WORK ITEM → Locate the line that contains "Extract the structured", then copy it and all later lines of the data below exactly, through the last one.

THE INPUT →
************

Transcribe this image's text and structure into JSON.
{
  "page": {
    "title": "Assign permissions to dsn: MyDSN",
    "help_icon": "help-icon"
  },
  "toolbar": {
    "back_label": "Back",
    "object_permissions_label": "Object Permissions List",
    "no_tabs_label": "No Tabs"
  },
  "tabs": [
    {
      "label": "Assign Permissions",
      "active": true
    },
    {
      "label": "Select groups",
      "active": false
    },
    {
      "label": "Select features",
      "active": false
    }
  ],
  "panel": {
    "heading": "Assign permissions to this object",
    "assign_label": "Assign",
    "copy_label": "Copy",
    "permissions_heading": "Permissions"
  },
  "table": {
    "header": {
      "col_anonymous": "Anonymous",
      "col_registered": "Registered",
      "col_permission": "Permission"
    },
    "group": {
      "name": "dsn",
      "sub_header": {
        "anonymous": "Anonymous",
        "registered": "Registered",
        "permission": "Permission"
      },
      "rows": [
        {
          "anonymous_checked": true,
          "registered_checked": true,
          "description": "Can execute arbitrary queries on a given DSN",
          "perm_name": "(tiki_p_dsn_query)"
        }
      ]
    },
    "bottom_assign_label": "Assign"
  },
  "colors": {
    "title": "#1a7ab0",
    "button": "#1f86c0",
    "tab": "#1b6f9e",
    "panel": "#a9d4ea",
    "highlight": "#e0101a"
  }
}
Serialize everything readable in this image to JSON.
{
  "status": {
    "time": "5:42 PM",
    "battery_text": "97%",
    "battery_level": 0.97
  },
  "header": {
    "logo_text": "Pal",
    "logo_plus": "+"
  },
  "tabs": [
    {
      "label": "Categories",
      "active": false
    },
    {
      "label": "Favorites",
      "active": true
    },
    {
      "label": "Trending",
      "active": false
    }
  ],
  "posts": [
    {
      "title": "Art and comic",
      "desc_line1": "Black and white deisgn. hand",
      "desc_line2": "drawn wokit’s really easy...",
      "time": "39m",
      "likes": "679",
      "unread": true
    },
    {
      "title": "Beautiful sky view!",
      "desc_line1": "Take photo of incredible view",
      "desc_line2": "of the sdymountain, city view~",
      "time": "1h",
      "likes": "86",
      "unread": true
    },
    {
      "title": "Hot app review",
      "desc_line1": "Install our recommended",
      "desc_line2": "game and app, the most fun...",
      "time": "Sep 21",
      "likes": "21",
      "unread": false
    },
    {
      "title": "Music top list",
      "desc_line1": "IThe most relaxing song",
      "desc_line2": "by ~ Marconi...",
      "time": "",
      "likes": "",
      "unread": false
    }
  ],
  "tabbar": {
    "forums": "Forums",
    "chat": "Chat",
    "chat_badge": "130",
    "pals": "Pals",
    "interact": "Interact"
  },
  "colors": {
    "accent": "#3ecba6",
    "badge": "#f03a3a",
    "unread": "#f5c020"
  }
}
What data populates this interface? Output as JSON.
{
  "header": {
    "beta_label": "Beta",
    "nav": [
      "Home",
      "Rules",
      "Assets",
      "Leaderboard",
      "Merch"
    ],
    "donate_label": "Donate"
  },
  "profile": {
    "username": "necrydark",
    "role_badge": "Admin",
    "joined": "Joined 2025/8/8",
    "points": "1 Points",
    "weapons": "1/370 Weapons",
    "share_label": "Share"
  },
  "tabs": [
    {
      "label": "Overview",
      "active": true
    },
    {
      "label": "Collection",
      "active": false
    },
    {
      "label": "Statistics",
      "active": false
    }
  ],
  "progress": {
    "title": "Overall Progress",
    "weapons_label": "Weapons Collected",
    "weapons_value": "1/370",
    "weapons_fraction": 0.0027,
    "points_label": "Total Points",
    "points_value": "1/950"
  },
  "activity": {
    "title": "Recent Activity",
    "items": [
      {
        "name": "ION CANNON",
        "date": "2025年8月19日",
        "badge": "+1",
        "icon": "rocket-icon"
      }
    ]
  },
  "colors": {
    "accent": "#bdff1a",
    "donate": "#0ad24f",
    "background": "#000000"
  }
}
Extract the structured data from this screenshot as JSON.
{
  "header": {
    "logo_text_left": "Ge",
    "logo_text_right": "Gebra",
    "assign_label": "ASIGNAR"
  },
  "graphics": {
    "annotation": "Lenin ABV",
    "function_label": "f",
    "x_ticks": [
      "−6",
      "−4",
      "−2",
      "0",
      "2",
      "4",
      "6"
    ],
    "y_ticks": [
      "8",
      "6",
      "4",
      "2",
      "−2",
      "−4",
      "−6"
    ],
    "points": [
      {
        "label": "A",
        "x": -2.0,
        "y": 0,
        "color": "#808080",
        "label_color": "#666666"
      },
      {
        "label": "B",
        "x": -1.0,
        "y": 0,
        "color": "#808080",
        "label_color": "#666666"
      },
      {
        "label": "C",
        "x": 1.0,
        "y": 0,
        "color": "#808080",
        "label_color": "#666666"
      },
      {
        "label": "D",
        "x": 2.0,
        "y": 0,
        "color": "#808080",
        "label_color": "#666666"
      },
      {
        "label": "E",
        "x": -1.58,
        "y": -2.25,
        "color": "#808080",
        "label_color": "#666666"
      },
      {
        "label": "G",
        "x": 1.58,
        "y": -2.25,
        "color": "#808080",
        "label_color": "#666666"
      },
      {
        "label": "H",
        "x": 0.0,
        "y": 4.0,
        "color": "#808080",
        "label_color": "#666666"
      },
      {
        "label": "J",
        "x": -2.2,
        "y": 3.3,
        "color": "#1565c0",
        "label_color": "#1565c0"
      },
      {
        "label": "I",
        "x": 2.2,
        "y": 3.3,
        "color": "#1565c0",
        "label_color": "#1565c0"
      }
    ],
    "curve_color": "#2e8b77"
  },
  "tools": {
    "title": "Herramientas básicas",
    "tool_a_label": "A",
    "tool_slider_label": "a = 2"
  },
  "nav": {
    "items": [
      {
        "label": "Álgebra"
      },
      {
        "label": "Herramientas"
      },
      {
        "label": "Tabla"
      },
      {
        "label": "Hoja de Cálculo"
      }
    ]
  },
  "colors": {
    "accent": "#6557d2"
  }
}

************

REPLY →
Extract the structured data from this screenshot as JSON.
{
  "header": {
    "logo_text_left": "Ge",
    "logo_text_right": "Gebra",
    "assign_label": "ASIGNAR"
  },
  "graphics": {
    "annotation": "Lenin ABV",
    "function_label": "f",
    "x_ticks": [
      "−6",
      "−4",
      "−2",
      "0",
      "2",
      "4",
      "6"
    ],
    "y_ticks": [
      "8",
      "6",
      "4",
      "2",
      "−2",
      "−4",
      "−6"
    ],
    "points": [
      {
        "label": "A",
        "x": -2.0,
        "y": 0,
        "color": "#808080",
        "label_color": "#666666"
      },
      {
        "label": "B",
        "x": -1.0,
        "y": 0,
        "color": "#808080",
        "label_color": "#666666"
      },
      {
        "label": "C",
        "x": 1.0,
        "y": 0,
        "color": "#808080",
        "label_color": "#666666"
      },
      {
        "label": "D",
        "x": 2.0,
        "y": 0,
        "color": "#808080",
        "label_color": "#666666"
      },
      {
        "label": "E",
        "x": -1.58,
        "y": -2.25,
        "color": "#808080",
        "label_color": "#666666"
      },
      {
        "label": "G",
        "x": 1.58,
        "y": -2.25,
        "color": "#808080",
        "label_color": "#666666"
      },
      {
        "label": "H",
        "x": 0.0,
        "y": 4.0,
        "color": "#808080",
        "label_color": "#666666"
      },
      {
        "label": "J",
        "x": -2.2,
        "y": 3.3,
        "color": "#1565c0",
        "label_color": "#1565c0"
      },
      {
        "label": "I",
        "x": 2.2,
        "y": 3.3,
        "color": "#1565c0",
        "label_color": "#1565c0"
      }
    ],
    "curve_color": "#2e8b77"
  },
  "tools": {
    "title": "Herramientas básicas",
    "tool_a_label": "A",
    "tool_slider_label": "a = 2"
  },
  "nav": {
    "items": [
      {
        "label": "Álgebra"
      },
      {
        "label": "Herramientas"
      },
      {
        "label": "Tabla"
      },
      {
        "label": "Hoja de Cálculo"
      }
    ]
  },
  "colors": {
    "accent": "#6557d2"
  }
}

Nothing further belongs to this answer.